China’s uncontrolled Long March 5B rocket has re-entered Earth’s atmosphere over the Indian Ocean, landing somewhere near Sarawak, the Malaysian state on the island of Borneo.
US Space Command confirmed rocket re-entry at 12:45 p.m. ET, but it’s still unclear where its debris landed. In a translated article on WeiboChina’s Manned Space Agency said the rocket re-entered near the same area and most of it burned on its way down.
On July 24, China used a Long March 5B rocket to launch a laboratory module to its unfinished Tiangong space station. Unlike most rockets, the Long March 5B puts its first stage into orbit upon delivering its payload. This piece, which is over 100 feet long and weighs over 22 tons, circles the Earth for a bit until it crashes to Earth, with no way to control its movement.
Uncertainty about where the rocket would land spread across the world in the past week, as projections had the rocket landing anywhere from Mexico to the southern tip of Africa. This is the third Chinese launch for Long March 5B, marking its third uncontrollable landing. In 2020, China used a Long March 5B to bring the base module from Tiangong space out. Rocket debris landed in Ivory Coast, and although no injuries were reported, there was structural damage. Last year, China launched its first laboratory module aboard a Long March 5B, whose parts ended up falling in the Indian Ocean.
The re-entry appears to have been observed from Kuching in Sarawak, Malaysia. The debris would land in North Borneo, possibly Brunei. [corrected] https://t.co/sX6m1XMYoO
—Jonathan McDowell (@planet4589) July 30, 2022
Malaysian users on Twitter captured the apparent re-entry of the rocket, with some believe in be a meteor.

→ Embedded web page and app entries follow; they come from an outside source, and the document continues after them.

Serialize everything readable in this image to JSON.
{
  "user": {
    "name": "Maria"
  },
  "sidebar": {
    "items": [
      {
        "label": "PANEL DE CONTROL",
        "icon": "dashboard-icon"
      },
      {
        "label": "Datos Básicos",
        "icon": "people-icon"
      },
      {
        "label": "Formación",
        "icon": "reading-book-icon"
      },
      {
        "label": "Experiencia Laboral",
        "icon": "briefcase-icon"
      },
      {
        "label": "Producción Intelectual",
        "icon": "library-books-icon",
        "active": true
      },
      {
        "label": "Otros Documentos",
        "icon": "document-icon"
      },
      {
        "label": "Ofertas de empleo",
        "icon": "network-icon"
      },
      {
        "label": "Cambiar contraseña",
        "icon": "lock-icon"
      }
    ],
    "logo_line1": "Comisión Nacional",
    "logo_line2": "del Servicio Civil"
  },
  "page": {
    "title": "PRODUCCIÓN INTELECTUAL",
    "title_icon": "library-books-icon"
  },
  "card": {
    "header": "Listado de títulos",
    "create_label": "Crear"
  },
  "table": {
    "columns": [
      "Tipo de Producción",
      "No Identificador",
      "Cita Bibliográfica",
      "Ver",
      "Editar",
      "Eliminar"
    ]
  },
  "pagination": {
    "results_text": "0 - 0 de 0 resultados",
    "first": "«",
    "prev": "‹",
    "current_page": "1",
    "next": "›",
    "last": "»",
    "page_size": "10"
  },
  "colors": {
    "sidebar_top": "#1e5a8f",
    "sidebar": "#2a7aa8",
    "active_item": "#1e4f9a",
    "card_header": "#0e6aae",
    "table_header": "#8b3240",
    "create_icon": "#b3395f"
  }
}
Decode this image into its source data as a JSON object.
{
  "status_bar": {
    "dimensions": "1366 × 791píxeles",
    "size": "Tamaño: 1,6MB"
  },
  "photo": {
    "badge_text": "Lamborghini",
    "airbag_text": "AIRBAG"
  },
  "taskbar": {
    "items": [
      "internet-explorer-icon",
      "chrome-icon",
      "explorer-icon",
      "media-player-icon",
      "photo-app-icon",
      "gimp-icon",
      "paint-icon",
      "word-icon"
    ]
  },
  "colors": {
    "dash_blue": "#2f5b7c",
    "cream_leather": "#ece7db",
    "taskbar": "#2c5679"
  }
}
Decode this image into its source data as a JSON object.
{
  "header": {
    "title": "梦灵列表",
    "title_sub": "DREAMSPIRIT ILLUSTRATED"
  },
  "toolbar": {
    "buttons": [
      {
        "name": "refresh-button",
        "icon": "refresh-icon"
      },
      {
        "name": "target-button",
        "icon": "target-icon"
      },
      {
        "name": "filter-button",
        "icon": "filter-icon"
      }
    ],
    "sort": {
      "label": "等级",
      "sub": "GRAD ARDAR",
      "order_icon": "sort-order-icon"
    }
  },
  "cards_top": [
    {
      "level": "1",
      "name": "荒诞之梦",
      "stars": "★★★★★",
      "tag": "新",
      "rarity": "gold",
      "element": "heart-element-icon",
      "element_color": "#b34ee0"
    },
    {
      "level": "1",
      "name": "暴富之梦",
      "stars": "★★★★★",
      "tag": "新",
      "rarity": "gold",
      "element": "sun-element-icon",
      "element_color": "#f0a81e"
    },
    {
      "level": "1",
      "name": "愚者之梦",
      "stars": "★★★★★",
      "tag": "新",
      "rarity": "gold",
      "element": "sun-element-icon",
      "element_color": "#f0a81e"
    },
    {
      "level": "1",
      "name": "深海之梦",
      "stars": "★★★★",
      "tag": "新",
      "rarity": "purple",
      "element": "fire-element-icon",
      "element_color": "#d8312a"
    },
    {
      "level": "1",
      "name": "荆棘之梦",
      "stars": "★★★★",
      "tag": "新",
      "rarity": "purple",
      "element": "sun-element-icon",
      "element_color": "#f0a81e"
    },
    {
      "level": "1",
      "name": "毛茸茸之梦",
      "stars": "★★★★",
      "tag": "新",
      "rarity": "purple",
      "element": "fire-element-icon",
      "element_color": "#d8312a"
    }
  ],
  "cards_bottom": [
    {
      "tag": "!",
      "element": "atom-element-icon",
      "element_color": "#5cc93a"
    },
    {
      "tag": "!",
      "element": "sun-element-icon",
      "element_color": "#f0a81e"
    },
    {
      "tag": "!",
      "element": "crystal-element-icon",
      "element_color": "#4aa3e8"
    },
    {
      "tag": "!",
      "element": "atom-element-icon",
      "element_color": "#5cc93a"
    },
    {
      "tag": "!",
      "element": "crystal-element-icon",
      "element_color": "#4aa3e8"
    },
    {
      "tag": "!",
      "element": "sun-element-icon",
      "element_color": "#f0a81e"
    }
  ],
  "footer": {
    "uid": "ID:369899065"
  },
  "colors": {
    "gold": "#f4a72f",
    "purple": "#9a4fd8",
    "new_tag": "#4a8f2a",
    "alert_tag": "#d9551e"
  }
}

Jonathan McDowell, astrophysicist at the Harvard-Smithsonian Center for Astrophysics, believe the debris of the rocket could end up near Sibu, Bintulu or Brunei – three towns along the northern coast of Borneo – but believes it is “unlikely” that it landed in a populated area.
NASA Administrator Bill Nelson responded to the uncontrolled landing in a statement on Twitter. “The People’s Republic of China did not share specific information about the trajectory when its Long March 5B rocket landed on Earth,” Nelson writes. “All space nations should follow established best practices and do their part to share this type of information in advance to enable reliable predictions of potential debris impact risk, especially for heavy vehicles, such as the Long March 5B, which carry a significant risk of loss of life and property.
Sadly, this isn’t the last out-of-control rocket to crash into Earth. China plans to launch its third and final module at Tiangong using a 5B long march in October, and will use the rocket again to bring a telescope into space in 2023.